YOUR GOAL: Wherever the word "rotate" occurs in the lines below, copy the whole line.

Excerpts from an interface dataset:
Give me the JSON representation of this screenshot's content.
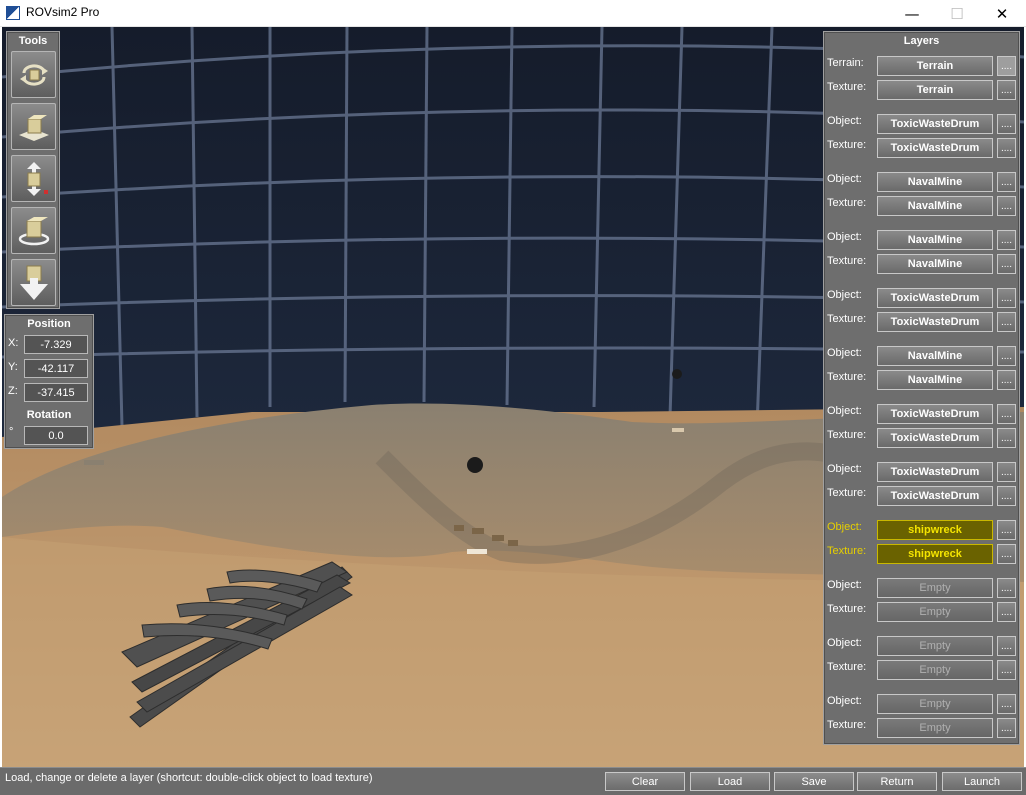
{
  "window": {
    "title": "ROVsim2 Pro",
    "minimize_glyph": "—",
    "maximize_glyph": "☐",
    "close_glyph": "✕"
  },
  "tools": {
    "title": "Tools",
    "buttons": [
      {
        "name": "rotate-view-tool",
        "icon": "rotate-icon"
      },
      {
        "name": "move-object-tool",
        "icon": "move-plane-icon"
      },
      {
        "name": "raise-lower-tool",
        "icon": "vertical-move-icon"
      },
      {
        "name": "rotate-object-tool",
        "icon": "rotate-object-icon"
      },
      {
        "name": "drop-object-tool",
        "icon": "drop-icon"
      }
    ]
  },
  "position": {
    "title": "Position",
    "x_label": "X:",
    "x_value": "-7.329",
    "y_label": "Y:",
    "y_value": "-42.117",
    "z_label": "Z:",
    "z_value": "-37.415",
    "rotation_title": "Rotation",
    "rotation_label": "°",
    "rotation_value": "0.0"
  },
  "layers": {
    "title": "Layers",
    "dots": "....",
    "terrain": [
      {
        "label": "Terrain:",
        "value": "Terrain"
      },
      {
        "label": "Texture:",
        "value": "Terrain"
      }
    ],
    "groups": [
      {
        "object_label": "Object:",
        "object": "ToxicWasteDrum",
        "texture_label": "Texture:",
        "texture": "ToxicWasteDrum",
        "state": "normal"
      },
      {
        "object_label": "Object:",
        "object": "NavalMine",
        "texture_label": "Texture:",
        "texture": "NavalMine",
        "state": "normal"
      },
      {
        "object_label": "Object:",
        "object": "NavalMine",
        "texture_label": "Texture:",
        "texture": "NavalMine",
        "state": "normal"
      },
      {
        "object_label": "Object:",
        "object": "ToxicWasteDrum",
        "texture_label": "Texture:",
        "texture": "ToxicWasteDrum",
        "state": "normal"
      },
      {
        "object_label": "Object:",
        "object": "NavalMine",
        "texture_label": "Texture:",
        "texture": "NavalMine",
        "state": "normal"
      },
      {
        "object_label": "Object:",
        "object": "ToxicWasteDrum",
        "texture_label": "Texture:",
        "texture": "ToxicWasteDrum",
        "state": "normal"
      },
      {
        "object_label": "Object:",
        "object": "ToxicWasteDrum",
        "texture_label": "Texture:",
        "texture": "ToxicWasteDrum",
        "state": "normal"
      },
      {
        "object_label": "Object:",
        "object": "shipwreck",
        "texture_label": "Texture:",
        "texture": "shipwreck",
        "state": "selected"
      },
      {
        "object_label": "Object:",
        "object": "Empty",
        "texture_label": "Texture:",
        "texture": "Empty",
        "state": "empty"
      },
      {
        "object_label": "Object:",
        "object": "Empty",
        "texture_label": "Texture:",
        "texture": "Empty",
        "state": "empty"
      },
      {
        "object_label": "Object:",
        "object": "Empty",
        "texture_label": "Texture:",
        "texture": "Empty",
        "state": "empty"
      }
    ]
  },
  "status": {
    "text": "Load, change or delete a layer (shortcut: double-click object to load texture)"
  },
  "actions": {
    "clear": "Clear",
    "load": "Load",
    "save": "Save",
    "return": "Return",
    "launch": "Launch"
  },
  "colors": {
    "panel": "#6e6e6e",
    "selected_layer": "#f4e400",
    "sky": "#1a2438",
    "sand": "#c09a6e"
  }
}
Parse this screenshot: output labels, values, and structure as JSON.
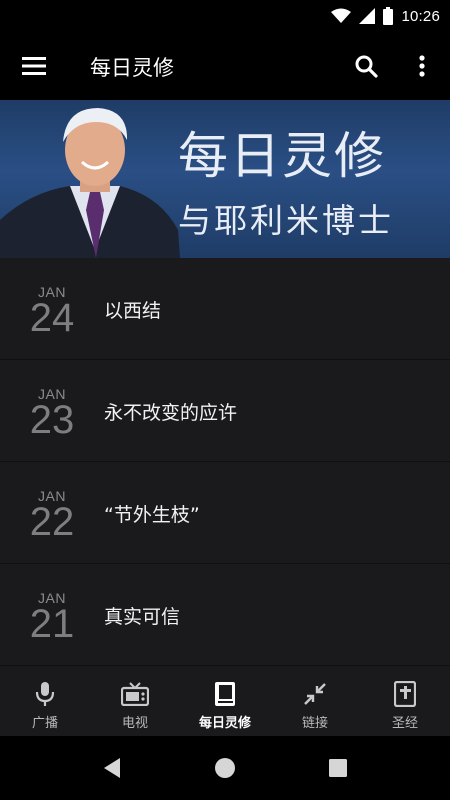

RESULT OF THE EXERCISE:
        "name": "rotate-view-tool",
        "icon": "rotate-icon"
        "name": "rotate-object-tool",
        "icon": "rotate-object-icon"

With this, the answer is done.